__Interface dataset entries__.

- Opening Delimiter -

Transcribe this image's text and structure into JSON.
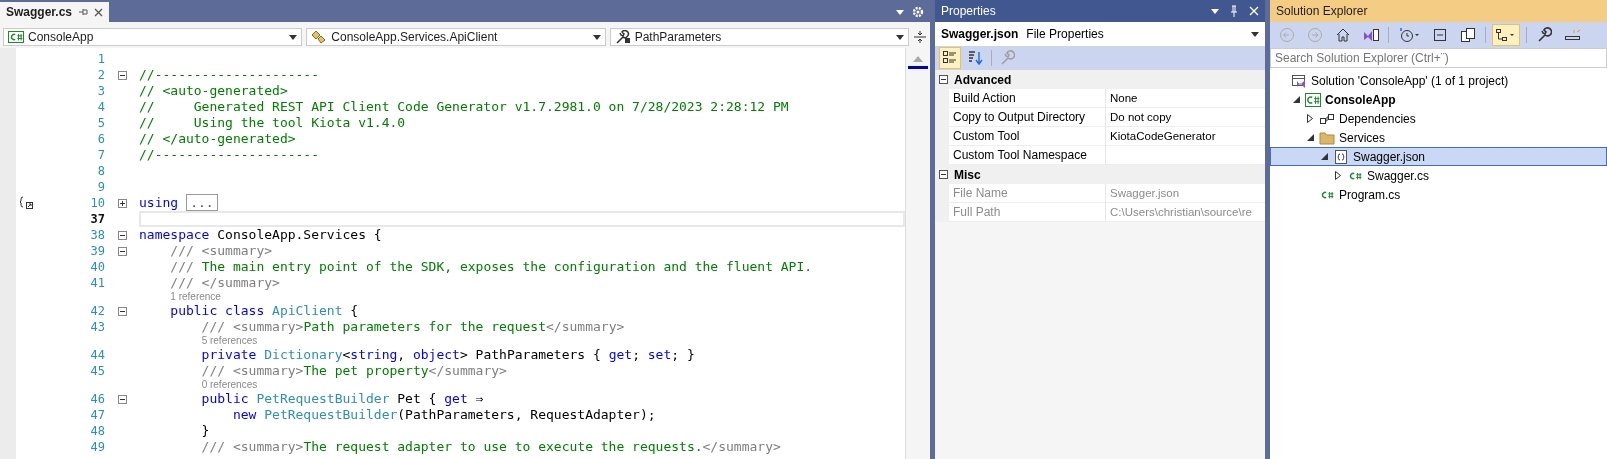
{
  "editor": {
    "tab": {
      "title": "Swagger.cs",
      "selected": true
    },
    "nav": [
      "ConsoleApp",
      "ConsoleApp.Services.ApiClient",
      "PathParameters"
    ],
    "lines": [
      {
        "kind": "code",
        "number": "1",
        "current": false
      },
      {
        "kind": "code",
        "number": "2",
        "expanded": true,
        "current": false,
        "tokens": [
          {
            "kind": "comment",
            "text": "//---------------------"
          }
        ]
      },
      {
        "kind": "code",
        "number": "3",
        "current": false,
        "tokens": [
          {
            "kind": "comment",
            "text": "// <auto-generated>"
          }
        ]
      },
      {
        "kind": "code",
        "number": "4",
        "current": false,
        "tokens": [
          {
            "kind": "comment",
            "text": "//     Generated REST API Client Code Generator v1.7.2981.0 on 7/28/2023 2:28:12 PM"
          }
        ]
      },
      {
        "kind": "code",
        "number": "5",
        "current": false,
        "tokens": [
          {
            "kind": "comment",
            "text": "//     Using the tool Kiota v1.4.0"
          }
        ]
      },
      {
        "kind": "code",
        "number": "6",
        "current": false,
        "tokens": [
          {
            "kind": "comment",
            "text": "// </auto-generated>"
          }
        ]
      },
      {
        "kind": "code",
        "number": "7",
        "current": false,
        "tokens": [
          {
            "kind": "comment",
            "text": "//---------------------"
          }
        ]
      },
      {
        "kind": "code",
        "number": "8",
        "current": false
      },
      {
        "kind": "code",
        "number": "9",
        "current": false
      },
      {
        "kind": "code",
        "number": "10",
        "expanded": false,
        "scope_marker": true,
        "current": false,
        "tokens": [
          {
            "kind": "keyword",
            "text": "using"
          },
          {
            "kind": "collapsed",
            "text": "..."
          }
        ]
      },
      {
        "kind": "code",
        "number": "37",
        "current": true
      },
      {
        "kind": "code",
        "number": "38",
        "expanded": true,
        "current": false,
        "tokens": [
          {
            "kind": "keyword",
            "text": "namespace"
          },
          {
            "kind": "plain",
            "text": " ConsoleApp.Services {"
          }
        ]
      },
      {
        "kind": "code",
        "number": "39",
        "expanded": true,
        "current": false,
        "tokens": [
          {
            "kind": "doc",
            "text": "    /// <summary>"
          }
        ]
      },
      {
        "kind": "code",
        "number": "40",
        "current": false,
        "tokens": [
          {
            "kind": "doc",
            "text": "    /// "
          },
          {
            "kind": "comment",
            "text": "The main entry point of the SDK, exposes the configuration and the fluent API."
          }
        ]
      },
      {
        "kind": "code",
        "number": "41",
        "current": false,
        "tokens": [
          {
            "kind": "doc",
            "text": "    /// </summary>"
          }
        ]
      },
      {
        "kind": "lens",
        "text": "1 reference"
      },
      {
        "kind": "code",
        "number": "42",
        "expanded": true,
        "current": false,
        "tokens": [
          {
            "kind": "keyword",
            "text": "    public class "
          },
          {
            "kind": "type",
            "text": "ApiClient"
          },
          {
            "kind": "plain",
            "text": " {"
          }
        ]
      },
      {
        "kind": "code",
        "number": "43",
        "current": false,
        "tokens": [
          {
            "kind": "doc",
            "text": "        /// <summary>"
          },
          {
            "kind": "comment",
            "text": "Path parameters for the request"
          },
          {
            "kind": "doc",
            "text": "</summary>"
          }
        ]
      },
      {
        "kind": "lens",
        "text": "5 references"
      },
      {
        "kind": "code",
        "number": "44",
        "current": false,
        "tokens": [
          {
            "kind": "keyword",
            "text": "        private "
          },
          {
            "kind": "type",
            "text": "Dictionary"
          },
          {
            "kind": "plain",
            "text": "<"
          },
          {
            "kind": "keyword",
            "text": "string"
          },
          {
            "kind": "plain",
            "text": ", "
          },
          {
            "kind": "keyword",
            "text": "object"
          },
          {
            "kind": "plain",
            "text": "> PathParameters { "
          },
          {
            "kind": "keyword",
            "text": "get"
          },
          {
            "kind": "plain",
            "text": "; "
          },
          {
            "kind": "keyword",
            "text": "set"
          },
          {
            "kind": "plain",
            "text": "; }"
          }
        ]
      },
      {
        "kind": "code",
        "number": "45",
        "current": false,
        "tokens": [
          {
            "kind": "doc",
            "text": "        /// <summary>"
          },
          {
            "kind": "comment",
            "text": "The pet property"
          },
          {
            "kind": "doc",
            "text": "</summary>"
          }
        ]
      },
      {
        "kind": "lens",
        "text": "0 references"
      },
      {
        "kind": "code",
        "number": "46",
        "expanded": true,
        "current": false,
        "tokens": [
          {
            "kind": "keyword",
            "text": "        public "
          },
          {
            "kind": "type",
            "text": "PetRequestBuilder"
          },
          {
            "kind": "plain",
            "text": " Pet { "
          },
          {
            "kind": "keyword",
            "text": "get"
          },
          {
            "kind": "plain",
            "text": " ⇒"
          }
        ]
      },
      {
        "kind": "code",
        "number": "47",
        "current": false,
        "tokens": [
          {
            "kind": "keyword",
            "text": "            new "
          },
          {
            "kind": "type",
            "text": "PetRequestBuilder"
          },
          {
            "kind": "plain",
            "text": "(PathParameters, RequestAdapter);"
          }
        ]
      },
      {
        "kind": "code",
        "number": "48",
        "current": false,
        "tokens": [
          {
            "kind": "plain",
            "text": "        }"
          }
        ]
      },
      {
        "kind": "code",
        "number": "49",
        "current": false,
        "tokens": [
          {
            "kind": "doc",
            "text": "        /// <summary>"
          },
          {
            "kind": "comment",
            "text": "The request adapter to use to execute the requests."
          },
          {
            "kind": "doc",
            "text": "</summary>"
          }
        ]
      }
    ]
  },
  "properties": {
    "title": "Properties",
    "object_name": "Swagger.json",
    "object_type": "File Properties",
    "toolbar": [
      {
        "kind": "categorized",
        "selected": true,
        "disabled": false
      },
      {
        "kind": "alphabetical",
        "selected": false,
        "disabled": false
      },
      {
        "kind": "pages",
        "selected": false,
        "disabled": true
      }
    ],
    "categories": [
      {
        "name": "Advanced",
        "expanded": true,
        "rows": [
          {
            "name": "Build Action",
            "value": "None",
            "disabled": false
          },
          {
            "name": "Copy to Output Directory",
            "value": "Do not copy",
            "disabled": false
          },
          {
            "name": "Custom Tool",
            "value": "KiotaCodeGenerator",
            "disabled": false
          },
          {
            "name": "Custom Tool Namespace",
            "disabled": false
          }
        ]
      },
      {
        "name": "Misc",
        "expanded": true,
        "rows": [
          {
            "name": "File Name",
            "value": "Swagger.json",
            "disabled": true
          },
          {
            "name": "Full Path",
            "value": "C:\\Users\\christian\\source\\re",
            "disabled": true
          }
        ]
      }
    ]
  },
  "solution_explorer": {
    "title": "Solution Explorer",
    "search": {
      "placeholder": "Search Solution Explorer (Ctrl+¨)"
    },
    "toolbar": [
      {
        "kind": "back",
        "selected": false
      },
      {
        "kind": "forward",
        "selected": false
      },
      {
        "kind": "home",
        "selected": false
      },
      {
        "kind": "vs-switch",
        "selected": false
      },
      {
        "kind": "pending",
        "selected": false
      },
      {
        "kind": "collapse",
        "selected": false
      },
      {
        "kind": "copy",
        "selected": false
      },
      {
        "kind": "sync",
        "selected": true
      },
      {
        "kind": "properties",
        "selected": false
      },
      {
        "kind": "preview",
        "selected": false
      }
    ],
    "tree": [
      {
        "label": "Solution 'ConsoleApp' (1 of 1 project)",
        "kind": "solution",
        "selected": false,
        "children": [
          {
            "label": "ConsoleApp",
            "kind": "project",
            "expanded": true,
            "selected": false,
            "children": [
              {
                "label": "Dependencies",
                "kind": "dependencies",
                "expanded": false,
                "selected": false
              },
              {
                "label": "Services",
                "kind": "folder",
                "expanded": true,
                "selected": false,
                "children": [
                  {
                    "label": "Swagger.json",
                    "kind": "json",
                    "expanded": true,
                    "selected": true,
                    "children": [
                      {
                        "label": "Swagger.cs",
                        "kind": "csharp",
                        "expanded": false,
                        "selected": false
                      }
                    ]
                  }
                ]
              },
              {
                "label": "Program.cs",
                "kind": "csharp",
                "selected": false
              }
            ]
          }
        ]
      }
    ]
  }
}
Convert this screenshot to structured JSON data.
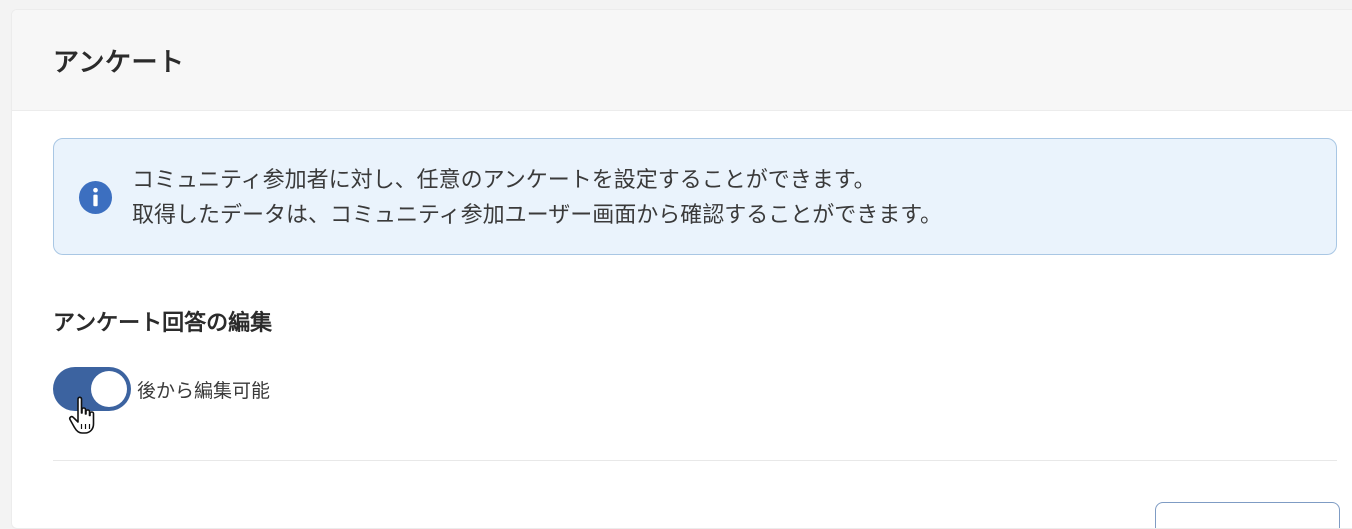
{
  "card": {
    "title": "アンケート"
  },
  "info": {
    "icon": "info-icon",
    "line1": "コミュニティ参加者に対し、任意のアンケートを設定することができます。",
    "line2": "取得したデータは、コミュニティ参加ユーザー画面から確認することができます。"
  },
  "section": {
    "title": "アンケート回答の編集"
  },
  "toggle": {
    "label": "後から編集可能",
    "checked": true
  },
  "colors": {
    "accent": "#3c63a0",
    "info_background": "#eaf3fc",
    "info_border": "#a9c7e4"
  }
}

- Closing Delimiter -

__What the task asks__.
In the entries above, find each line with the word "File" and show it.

__Task solution__.
    "object_type": "File Properties",
            "name": "File Name",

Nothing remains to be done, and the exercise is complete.